A domestic blackwater recycling system also helps ensure that your household is not contributing to the environmental contamination of delicate ecosystems. Entrusting your local water authority or wastewater treatment plant to deal with your household blackwater is certainly the most common approach. However, as these systems get older, overflows will be increasingly common, especially during severe weather events where excess water flowing into the sewer can put high-stress levels on the system.
For homes located near water or wetlands, domestic septic systems can also potentially contaminate delicate aquatic ecosystems through overflows or through contaminating groundwater sources.
A domestic blackwater recycling system can also help to reduce the carbon footprint of your home. Wastewater treatment plants need to have a large array of pumps, motors, and other equipment operating around the clock, requiring enormous energy. According to the EPA, “drinking water and wastewater systems account for approximately 3–4 percent of energy use in the United States, resulting in the emissions of more than 45 million tons of GHGs annually.” Blackwater recycling systems at a household level show potential for saving energy and decreasing greenhouse gas emissions associated with wastewater management.
What Companies Sell Blackwater Recycling Systems?
While domestic blackwater recycling systems are relatively new, a few companies specialize in installing and maintaining these systems.
- BioRock: BioRock is one UK-based company that offers a wide range of different sizes for domestic blackwater recycling systems designed for buildings that house between 4 and 30 people. Their systems have been tested and offer purification efficiency of between 96 and 99 percent.
- Azuwater: Azuwater is another European company that specializes in a wide range of water recycling services. Their systems are designed to work for flow rates of up to 1,000 liters per day, which is usually more than enough for most households.
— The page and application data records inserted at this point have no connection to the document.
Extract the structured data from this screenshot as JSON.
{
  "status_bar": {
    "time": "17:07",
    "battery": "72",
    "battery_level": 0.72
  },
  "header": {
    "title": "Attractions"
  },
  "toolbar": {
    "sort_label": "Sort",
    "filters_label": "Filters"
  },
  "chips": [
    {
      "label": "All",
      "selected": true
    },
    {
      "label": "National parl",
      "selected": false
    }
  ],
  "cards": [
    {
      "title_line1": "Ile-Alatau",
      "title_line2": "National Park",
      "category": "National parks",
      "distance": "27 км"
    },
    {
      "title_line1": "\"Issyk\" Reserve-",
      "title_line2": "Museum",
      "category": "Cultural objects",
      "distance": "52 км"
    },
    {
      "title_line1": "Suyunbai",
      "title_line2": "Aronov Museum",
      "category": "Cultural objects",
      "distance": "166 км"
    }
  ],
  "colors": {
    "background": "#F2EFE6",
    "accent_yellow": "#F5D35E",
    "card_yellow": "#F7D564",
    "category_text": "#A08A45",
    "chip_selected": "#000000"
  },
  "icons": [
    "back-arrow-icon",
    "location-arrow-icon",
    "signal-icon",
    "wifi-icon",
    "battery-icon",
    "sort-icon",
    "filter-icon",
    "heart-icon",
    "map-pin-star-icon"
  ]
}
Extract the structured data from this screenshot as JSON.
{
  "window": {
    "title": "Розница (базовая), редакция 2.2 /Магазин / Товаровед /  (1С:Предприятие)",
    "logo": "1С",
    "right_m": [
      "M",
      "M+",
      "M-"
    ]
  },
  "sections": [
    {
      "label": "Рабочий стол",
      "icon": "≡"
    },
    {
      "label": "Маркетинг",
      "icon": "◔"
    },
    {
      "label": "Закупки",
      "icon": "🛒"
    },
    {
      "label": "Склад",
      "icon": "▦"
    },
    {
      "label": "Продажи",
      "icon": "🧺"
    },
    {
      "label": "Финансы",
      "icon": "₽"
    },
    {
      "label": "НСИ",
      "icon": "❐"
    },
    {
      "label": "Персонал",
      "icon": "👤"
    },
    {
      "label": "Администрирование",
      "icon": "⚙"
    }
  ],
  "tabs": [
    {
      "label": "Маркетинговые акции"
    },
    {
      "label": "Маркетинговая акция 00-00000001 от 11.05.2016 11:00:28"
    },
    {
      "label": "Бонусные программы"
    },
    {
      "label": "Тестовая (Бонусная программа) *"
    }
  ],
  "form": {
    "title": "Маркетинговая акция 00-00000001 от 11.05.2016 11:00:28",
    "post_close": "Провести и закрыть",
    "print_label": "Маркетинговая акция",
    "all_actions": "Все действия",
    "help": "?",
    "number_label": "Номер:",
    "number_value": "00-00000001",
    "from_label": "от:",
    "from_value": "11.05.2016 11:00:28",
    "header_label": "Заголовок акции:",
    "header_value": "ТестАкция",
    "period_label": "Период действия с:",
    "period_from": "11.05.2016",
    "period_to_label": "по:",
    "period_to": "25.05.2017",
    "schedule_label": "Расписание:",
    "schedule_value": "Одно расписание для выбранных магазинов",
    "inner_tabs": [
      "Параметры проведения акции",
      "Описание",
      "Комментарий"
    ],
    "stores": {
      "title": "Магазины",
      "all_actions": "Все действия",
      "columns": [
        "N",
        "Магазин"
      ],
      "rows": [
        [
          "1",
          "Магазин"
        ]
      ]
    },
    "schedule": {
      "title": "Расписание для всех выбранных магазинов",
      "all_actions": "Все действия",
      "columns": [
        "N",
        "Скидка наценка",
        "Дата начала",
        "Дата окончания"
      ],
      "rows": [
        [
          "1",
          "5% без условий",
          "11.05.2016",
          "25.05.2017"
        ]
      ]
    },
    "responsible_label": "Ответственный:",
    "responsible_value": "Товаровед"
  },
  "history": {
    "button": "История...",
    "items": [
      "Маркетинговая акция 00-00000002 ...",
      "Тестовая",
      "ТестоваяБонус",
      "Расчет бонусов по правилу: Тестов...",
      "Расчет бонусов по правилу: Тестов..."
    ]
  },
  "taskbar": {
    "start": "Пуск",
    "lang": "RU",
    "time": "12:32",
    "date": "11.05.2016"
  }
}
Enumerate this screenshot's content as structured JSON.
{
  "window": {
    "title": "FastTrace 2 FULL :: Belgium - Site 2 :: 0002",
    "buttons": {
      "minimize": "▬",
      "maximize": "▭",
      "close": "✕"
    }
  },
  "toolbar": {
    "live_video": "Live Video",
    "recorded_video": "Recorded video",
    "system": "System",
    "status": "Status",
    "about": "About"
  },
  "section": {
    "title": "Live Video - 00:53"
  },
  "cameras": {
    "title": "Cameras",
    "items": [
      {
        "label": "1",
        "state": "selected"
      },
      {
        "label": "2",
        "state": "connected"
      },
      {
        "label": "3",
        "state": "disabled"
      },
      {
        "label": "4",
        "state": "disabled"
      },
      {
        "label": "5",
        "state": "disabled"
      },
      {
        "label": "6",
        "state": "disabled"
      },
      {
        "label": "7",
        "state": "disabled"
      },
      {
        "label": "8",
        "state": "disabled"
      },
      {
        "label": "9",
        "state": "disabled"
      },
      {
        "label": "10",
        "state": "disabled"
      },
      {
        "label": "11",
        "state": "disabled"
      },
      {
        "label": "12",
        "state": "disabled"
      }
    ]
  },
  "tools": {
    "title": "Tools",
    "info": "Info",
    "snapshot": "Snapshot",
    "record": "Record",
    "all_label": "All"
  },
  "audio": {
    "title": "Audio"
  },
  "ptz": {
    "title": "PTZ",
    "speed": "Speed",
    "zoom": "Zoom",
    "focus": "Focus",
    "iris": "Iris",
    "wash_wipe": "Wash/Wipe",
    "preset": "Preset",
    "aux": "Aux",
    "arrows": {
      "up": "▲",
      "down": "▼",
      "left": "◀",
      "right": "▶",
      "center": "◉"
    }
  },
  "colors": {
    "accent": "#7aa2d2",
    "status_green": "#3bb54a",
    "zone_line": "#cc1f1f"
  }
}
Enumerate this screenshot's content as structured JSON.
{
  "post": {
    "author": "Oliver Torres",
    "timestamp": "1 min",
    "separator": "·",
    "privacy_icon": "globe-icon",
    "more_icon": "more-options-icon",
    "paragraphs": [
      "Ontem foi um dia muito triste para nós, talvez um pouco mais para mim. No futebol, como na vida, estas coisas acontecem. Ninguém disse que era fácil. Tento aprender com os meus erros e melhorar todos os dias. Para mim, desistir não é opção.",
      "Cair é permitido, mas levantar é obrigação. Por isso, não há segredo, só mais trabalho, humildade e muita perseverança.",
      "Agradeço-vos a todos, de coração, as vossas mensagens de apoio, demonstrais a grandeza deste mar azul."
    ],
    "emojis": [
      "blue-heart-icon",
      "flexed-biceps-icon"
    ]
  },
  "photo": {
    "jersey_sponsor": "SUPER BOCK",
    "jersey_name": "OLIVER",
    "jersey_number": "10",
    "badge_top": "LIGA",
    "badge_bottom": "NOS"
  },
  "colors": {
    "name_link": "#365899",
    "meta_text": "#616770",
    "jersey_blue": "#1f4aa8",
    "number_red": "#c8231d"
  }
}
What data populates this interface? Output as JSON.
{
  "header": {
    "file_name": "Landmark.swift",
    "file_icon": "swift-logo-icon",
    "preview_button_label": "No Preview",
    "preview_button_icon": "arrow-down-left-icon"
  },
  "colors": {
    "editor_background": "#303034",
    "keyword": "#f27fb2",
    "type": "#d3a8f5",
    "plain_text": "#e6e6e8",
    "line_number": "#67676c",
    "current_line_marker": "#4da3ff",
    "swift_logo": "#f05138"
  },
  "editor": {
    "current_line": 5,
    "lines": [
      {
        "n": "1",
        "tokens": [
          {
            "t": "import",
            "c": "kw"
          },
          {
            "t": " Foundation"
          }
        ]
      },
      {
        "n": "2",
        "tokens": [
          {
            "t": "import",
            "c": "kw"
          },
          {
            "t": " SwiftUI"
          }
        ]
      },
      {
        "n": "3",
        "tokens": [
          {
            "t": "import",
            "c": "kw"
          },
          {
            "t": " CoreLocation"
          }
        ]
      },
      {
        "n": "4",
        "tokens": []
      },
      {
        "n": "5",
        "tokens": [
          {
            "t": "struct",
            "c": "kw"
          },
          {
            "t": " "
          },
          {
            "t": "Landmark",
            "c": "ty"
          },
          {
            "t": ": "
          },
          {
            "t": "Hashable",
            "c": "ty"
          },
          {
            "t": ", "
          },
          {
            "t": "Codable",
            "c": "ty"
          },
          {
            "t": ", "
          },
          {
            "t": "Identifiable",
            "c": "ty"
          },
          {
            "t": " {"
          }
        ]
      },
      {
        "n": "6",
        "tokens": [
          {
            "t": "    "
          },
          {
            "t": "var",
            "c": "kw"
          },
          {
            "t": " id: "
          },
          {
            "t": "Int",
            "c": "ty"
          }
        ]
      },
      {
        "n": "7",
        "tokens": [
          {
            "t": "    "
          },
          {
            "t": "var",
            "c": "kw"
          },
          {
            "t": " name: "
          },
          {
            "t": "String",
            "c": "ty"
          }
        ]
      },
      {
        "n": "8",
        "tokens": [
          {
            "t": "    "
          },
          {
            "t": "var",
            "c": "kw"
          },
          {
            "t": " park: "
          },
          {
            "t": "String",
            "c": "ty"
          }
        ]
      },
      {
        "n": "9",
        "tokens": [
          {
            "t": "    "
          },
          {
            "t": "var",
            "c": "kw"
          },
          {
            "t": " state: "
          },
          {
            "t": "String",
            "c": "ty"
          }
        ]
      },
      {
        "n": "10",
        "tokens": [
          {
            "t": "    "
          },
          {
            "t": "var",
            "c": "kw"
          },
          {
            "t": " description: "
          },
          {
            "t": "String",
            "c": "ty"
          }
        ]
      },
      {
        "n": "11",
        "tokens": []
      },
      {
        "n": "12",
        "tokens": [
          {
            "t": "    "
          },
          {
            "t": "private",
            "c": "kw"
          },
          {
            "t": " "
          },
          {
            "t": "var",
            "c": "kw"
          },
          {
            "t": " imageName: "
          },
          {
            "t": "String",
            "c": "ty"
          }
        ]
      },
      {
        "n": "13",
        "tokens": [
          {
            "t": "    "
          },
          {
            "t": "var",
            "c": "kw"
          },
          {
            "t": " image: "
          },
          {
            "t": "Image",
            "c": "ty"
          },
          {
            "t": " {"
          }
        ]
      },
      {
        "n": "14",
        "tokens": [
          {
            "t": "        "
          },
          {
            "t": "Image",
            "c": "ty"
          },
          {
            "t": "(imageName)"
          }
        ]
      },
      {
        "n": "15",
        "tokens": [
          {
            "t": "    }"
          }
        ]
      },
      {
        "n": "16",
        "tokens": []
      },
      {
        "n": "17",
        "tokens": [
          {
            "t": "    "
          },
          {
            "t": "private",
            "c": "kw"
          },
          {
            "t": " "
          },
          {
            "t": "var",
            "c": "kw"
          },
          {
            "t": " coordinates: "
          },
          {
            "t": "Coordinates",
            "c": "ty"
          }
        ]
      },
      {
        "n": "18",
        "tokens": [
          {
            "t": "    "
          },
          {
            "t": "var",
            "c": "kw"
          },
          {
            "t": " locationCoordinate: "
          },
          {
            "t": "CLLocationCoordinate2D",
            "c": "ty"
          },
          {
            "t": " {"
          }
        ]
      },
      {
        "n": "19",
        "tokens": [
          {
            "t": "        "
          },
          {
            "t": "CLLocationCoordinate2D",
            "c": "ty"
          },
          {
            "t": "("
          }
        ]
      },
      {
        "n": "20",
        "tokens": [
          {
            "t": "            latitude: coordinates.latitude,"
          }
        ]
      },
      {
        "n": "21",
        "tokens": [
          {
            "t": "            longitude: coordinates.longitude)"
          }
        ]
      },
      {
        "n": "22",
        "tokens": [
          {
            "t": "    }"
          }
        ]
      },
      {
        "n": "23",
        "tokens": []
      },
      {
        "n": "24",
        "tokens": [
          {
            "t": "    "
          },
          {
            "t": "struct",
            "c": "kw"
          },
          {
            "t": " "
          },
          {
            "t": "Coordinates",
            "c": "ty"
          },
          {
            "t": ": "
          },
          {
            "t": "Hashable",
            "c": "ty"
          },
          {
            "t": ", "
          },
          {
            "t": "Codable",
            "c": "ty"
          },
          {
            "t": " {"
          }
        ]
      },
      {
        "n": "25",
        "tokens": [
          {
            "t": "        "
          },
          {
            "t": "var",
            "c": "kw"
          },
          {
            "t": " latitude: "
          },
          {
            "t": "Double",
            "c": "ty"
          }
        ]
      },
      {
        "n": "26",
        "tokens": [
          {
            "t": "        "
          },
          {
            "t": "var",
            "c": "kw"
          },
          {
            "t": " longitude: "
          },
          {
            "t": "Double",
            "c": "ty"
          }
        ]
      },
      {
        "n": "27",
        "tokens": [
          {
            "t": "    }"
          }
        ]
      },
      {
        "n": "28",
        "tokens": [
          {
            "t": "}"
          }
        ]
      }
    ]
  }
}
- Aquacell: Aquacell is an Australian-based company that also has offices located in the USA. While their blackwater recycling systems are mostly tailored for large commercial buildings, they can also build and design systems for multi-family residences.